Stored dataset items
######

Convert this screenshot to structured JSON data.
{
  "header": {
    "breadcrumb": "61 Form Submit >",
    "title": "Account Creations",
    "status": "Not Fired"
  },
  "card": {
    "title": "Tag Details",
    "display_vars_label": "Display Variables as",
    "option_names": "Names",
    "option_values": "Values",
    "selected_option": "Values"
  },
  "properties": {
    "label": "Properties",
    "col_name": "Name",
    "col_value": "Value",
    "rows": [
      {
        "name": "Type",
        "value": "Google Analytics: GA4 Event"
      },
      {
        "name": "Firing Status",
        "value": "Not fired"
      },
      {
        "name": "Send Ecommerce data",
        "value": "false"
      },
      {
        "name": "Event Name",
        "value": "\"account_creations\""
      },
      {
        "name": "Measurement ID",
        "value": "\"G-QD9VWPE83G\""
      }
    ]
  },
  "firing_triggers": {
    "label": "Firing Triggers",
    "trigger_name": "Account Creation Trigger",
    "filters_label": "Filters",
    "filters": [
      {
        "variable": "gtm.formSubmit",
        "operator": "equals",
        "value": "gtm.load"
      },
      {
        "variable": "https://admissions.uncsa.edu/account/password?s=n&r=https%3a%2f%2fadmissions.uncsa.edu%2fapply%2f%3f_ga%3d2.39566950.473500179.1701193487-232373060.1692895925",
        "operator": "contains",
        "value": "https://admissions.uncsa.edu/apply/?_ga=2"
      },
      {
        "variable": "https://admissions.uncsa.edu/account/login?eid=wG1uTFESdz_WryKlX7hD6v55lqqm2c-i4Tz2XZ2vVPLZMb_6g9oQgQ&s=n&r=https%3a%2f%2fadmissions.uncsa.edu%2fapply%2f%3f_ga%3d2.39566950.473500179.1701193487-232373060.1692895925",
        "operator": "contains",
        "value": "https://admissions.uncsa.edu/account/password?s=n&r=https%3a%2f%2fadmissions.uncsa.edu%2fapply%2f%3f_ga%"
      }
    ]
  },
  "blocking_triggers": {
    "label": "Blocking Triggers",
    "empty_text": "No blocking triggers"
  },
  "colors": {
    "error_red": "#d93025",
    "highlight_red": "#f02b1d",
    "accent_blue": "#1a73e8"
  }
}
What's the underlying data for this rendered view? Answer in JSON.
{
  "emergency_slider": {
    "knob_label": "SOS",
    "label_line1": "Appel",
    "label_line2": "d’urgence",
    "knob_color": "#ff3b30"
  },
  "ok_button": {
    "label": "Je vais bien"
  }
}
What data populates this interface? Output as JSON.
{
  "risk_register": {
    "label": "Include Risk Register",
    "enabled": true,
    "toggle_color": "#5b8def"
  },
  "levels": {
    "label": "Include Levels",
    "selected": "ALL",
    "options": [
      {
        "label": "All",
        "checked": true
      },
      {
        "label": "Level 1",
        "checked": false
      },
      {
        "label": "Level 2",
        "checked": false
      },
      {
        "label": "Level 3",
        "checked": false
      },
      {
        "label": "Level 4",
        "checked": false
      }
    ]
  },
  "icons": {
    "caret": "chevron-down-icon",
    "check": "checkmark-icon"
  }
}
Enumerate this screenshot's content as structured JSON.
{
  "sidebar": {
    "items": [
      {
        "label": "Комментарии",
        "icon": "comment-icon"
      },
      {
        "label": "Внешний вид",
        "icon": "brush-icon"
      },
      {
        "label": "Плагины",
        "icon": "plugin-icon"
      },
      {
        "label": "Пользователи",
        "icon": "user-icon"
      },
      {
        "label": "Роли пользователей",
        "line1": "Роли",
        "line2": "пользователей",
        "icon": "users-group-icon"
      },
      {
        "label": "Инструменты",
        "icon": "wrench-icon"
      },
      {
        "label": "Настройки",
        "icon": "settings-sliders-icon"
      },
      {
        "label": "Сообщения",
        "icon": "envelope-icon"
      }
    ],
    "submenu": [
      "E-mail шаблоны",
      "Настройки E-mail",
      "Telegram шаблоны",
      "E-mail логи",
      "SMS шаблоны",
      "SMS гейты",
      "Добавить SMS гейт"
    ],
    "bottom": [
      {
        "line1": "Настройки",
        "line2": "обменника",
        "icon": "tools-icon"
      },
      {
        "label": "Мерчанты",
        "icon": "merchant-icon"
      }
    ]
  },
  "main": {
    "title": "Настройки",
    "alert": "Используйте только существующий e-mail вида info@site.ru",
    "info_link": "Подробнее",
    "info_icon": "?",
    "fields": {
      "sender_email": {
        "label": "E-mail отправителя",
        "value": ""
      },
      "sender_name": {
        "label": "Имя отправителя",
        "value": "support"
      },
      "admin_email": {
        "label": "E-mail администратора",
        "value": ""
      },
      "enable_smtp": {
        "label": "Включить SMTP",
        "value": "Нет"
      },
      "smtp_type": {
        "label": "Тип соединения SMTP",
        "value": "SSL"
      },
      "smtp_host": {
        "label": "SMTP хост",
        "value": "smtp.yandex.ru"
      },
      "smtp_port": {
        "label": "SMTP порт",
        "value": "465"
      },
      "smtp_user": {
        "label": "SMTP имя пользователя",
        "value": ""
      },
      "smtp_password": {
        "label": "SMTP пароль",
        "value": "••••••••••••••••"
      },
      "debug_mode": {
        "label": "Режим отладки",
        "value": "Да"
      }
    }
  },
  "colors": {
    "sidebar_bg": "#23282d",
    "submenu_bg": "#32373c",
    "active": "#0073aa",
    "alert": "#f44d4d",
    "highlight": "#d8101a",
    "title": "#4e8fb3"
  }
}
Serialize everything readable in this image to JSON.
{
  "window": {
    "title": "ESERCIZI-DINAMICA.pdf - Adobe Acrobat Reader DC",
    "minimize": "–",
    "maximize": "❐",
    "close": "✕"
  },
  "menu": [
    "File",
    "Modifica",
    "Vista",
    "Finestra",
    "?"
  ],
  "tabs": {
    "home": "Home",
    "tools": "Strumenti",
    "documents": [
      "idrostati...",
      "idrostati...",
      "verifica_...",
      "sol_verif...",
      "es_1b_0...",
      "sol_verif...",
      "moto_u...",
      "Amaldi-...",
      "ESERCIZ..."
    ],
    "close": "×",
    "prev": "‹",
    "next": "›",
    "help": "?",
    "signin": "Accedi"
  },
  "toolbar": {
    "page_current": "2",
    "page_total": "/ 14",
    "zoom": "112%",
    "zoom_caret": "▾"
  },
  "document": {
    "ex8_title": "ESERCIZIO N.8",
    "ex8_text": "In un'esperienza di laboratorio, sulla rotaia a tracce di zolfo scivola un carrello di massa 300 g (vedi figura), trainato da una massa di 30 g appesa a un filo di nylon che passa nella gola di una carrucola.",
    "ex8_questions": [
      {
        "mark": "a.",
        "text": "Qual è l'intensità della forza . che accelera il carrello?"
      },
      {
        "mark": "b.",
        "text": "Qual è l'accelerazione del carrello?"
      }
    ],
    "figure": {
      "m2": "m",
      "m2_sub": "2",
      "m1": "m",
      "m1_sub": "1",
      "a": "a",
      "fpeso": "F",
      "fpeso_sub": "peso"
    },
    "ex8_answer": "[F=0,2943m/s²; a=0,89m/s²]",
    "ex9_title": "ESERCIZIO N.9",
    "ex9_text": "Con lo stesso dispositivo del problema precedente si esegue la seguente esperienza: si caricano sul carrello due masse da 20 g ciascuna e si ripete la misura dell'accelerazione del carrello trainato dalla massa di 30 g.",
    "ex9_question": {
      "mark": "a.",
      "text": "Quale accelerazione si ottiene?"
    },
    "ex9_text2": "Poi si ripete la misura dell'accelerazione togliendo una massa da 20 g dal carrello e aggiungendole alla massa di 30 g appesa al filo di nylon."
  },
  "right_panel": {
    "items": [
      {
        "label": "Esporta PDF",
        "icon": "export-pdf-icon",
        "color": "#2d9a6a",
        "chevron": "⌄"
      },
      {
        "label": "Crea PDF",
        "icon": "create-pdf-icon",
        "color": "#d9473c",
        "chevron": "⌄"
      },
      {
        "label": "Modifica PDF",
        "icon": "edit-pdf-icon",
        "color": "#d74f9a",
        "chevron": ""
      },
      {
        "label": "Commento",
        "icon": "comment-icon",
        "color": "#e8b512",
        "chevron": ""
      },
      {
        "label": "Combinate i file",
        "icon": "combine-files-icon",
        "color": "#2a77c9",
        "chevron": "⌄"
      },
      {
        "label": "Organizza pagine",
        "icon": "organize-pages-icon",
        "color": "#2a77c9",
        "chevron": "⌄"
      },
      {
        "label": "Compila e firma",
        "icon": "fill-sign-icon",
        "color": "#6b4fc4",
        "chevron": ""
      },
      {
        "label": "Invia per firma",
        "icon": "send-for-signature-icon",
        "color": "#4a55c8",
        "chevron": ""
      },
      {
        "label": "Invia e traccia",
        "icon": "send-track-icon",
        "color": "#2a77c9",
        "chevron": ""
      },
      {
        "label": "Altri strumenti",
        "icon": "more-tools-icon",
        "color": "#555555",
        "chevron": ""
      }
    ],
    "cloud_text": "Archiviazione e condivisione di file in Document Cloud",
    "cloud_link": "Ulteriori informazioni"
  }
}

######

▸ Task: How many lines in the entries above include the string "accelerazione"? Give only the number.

▸ Solution for this exercise: 4